Restate all entries exactly. Skip the images.

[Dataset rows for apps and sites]
_ _ _ _ _

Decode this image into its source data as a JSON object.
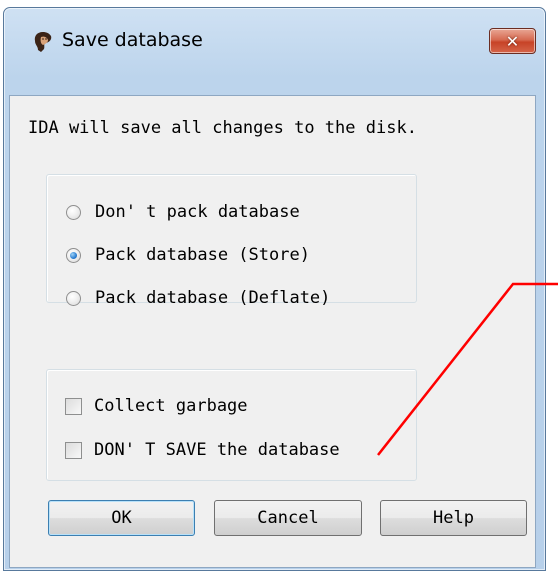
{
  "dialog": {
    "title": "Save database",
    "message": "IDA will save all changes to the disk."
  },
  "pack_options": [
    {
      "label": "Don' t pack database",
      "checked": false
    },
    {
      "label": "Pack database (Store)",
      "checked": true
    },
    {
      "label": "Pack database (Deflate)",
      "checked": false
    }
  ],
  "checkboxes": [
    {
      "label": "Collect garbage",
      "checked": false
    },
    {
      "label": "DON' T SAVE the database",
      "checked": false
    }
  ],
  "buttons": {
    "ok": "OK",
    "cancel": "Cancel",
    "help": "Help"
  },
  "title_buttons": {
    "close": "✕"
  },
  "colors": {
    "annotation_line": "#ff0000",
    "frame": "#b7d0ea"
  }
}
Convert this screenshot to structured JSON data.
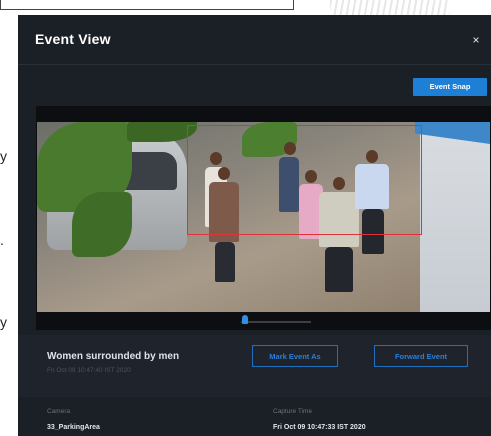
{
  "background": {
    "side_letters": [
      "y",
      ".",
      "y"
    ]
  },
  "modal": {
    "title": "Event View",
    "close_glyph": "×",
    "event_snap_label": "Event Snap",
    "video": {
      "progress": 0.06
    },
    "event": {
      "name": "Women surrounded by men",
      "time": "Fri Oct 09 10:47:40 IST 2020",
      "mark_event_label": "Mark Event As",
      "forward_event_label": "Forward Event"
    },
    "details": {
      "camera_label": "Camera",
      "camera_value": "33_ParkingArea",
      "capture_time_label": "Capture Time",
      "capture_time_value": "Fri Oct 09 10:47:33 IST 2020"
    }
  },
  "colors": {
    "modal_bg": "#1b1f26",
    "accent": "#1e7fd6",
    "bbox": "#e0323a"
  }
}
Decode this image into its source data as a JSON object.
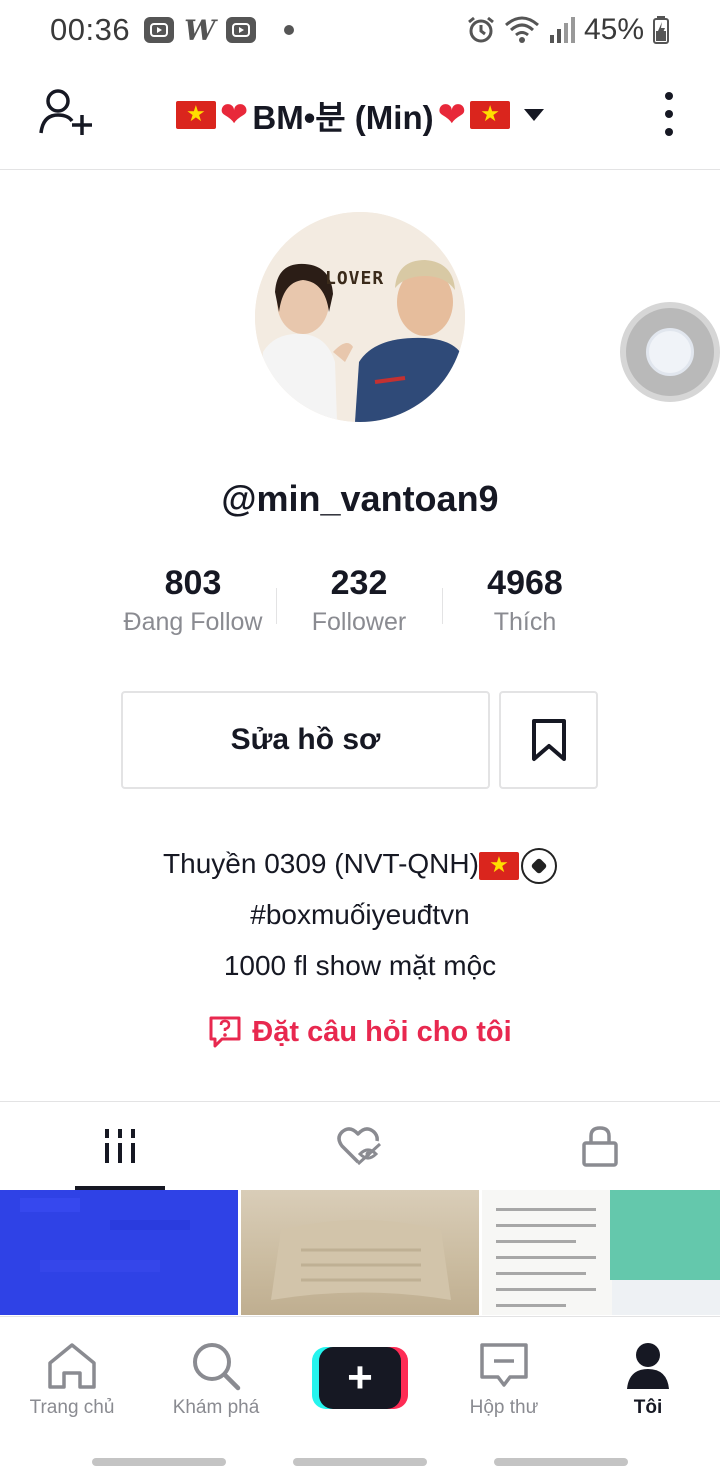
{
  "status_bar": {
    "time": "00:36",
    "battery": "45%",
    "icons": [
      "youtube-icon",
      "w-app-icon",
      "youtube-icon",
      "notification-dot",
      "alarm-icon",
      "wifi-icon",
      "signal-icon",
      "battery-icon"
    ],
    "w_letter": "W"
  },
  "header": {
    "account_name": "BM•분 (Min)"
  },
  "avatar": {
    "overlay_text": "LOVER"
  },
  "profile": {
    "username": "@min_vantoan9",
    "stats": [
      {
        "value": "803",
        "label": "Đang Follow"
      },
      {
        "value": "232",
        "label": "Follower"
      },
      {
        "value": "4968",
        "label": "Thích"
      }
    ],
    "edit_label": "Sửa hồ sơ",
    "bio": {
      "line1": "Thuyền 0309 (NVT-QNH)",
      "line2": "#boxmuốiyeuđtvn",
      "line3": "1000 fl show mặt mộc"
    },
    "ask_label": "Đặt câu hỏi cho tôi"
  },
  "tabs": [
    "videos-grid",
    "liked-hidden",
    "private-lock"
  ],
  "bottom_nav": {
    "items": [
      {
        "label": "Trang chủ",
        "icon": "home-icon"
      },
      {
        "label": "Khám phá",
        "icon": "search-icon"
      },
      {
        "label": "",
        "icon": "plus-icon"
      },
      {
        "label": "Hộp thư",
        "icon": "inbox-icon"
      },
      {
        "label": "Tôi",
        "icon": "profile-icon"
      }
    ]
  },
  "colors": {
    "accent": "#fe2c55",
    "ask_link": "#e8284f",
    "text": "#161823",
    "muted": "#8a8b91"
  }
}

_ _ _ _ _

## Written response
Decode this image into its source data as a JSON object.
{
  "dialog": {
    "title": "Save database",
    "message": "IDA will save all changes to the disk."
  },
  "pack_options": [
    {
      "label": "Don' t pack database",
      "checked": false
    },
    {
      "label": "Pack database (Store)",
      "checked": true
    },
    {
      "label": "Pack database (Deflate)",
      "checked": false
    }
  ],
  "checkboxes": [
    {
      "label": "Collect garbage",
      "checked": false
    },
    {
      "label": "DON' T SAVE the database",
      "checked": false
    }
  ],
  "buttons": {
    "ok": "OK",
    "cancel": "Cancel",
    "help": "Help"
  },
  "title_buttons": {
    "close": "✕"
  },
  "colors": {
    "annotation_line": "#ff0000",
    "frame": "#b7d0ea"
  }
}
Convert this screenshot to structured JSON data.
{
  "background": {
    "side_letters": [
      "y",
      ".",
      "y"
    ]
  },
  "modal": {
    "title": "Event View",
    "close_glyph": "×",
    "event_snap_label": "Event Snap",
    "video": {
      "progress": 0.06
    },
    "event": {
      "name": "Women surrounded by men",
      "time": "Fri Oct 09 10:47:40 IST 2020",
      "mark_event_label": "Mark Event As",
      "forward_event_label": "Forward Event"
    },
    "details": {
      "camera_label": "Camera",
      "camera_value": "33_ParkingArea",
      "capture_time_label": "Capture Time",
      "capture_time_value": "Fri Oct 09 10:47:33 IST 2020"
    }
  },
  "colors": {
    "modal_bg": "#1b1f26",
    "accent": "#1e7fd6",
    "bbox": "#e0323a"
  }
}
Decode this image into its source data as a JSON object.
{
  "status_bar": {
    "time": "00:36",
    "battery": "45%",
    "icons": [
      "youtube-icon",
      "w-app-icon",
      "youtube-icon",
      "notification-dot",
      "alarm-icon",
      "wifi-icon",
      "signal-icon",
      "battery-icon"
    ],
    "w_letter": "W"
  },
  "header": {
    "account_name": "BM•분 (Min)"
  },
  "avatar": {
    "overlay_text": "LOVER"
  },
  "profile": {
    "username": "@min_vantoan9",
    "stats": [
      {
        "value": "803",
        "label": "Đang Follow"
      },
      {
        "value": "232",
        "label": "Follower"
      },
      {
        "value": "4968",
        "label": "Thích"
      }
    ],
    "edit_label": "Sửa hồ sơ",
    "bio": {
      "line1": "Thuyền 0309 (NVT-QNH)",
      "line2": "#boxmuốiyeuđtvn",
      "line3": "1000 fl show mặt mộc"
    },
    "ask_label": "Đặt câu hỏi cho tôi"
  },
  "tabs": [
    "videos-grid",
    "liked-hidden",
    "private-lock"
  ],
  "bottom_nav": {
    "items": [
      {
        "label": "Trang chủ",
        "icon": "home-icon"
      },
      {
        "label": "Khám phá",
        "icon": "search-icon"
      },
      {
        "label": "",
        "icon": "plus-icon"
      },
      {
        "label": "Hộp thư",
        "icon": "inbox-icon"
      },
      {
        "label": "Tôi",
        "icon": "profile-icon"
      }
    ]
  },
  "colors": {
    "accent": "#fe2c55",
    "ask_link": "#e8284f",
    "text": "#161823",
    "muted": "#8a8b91"
  }
}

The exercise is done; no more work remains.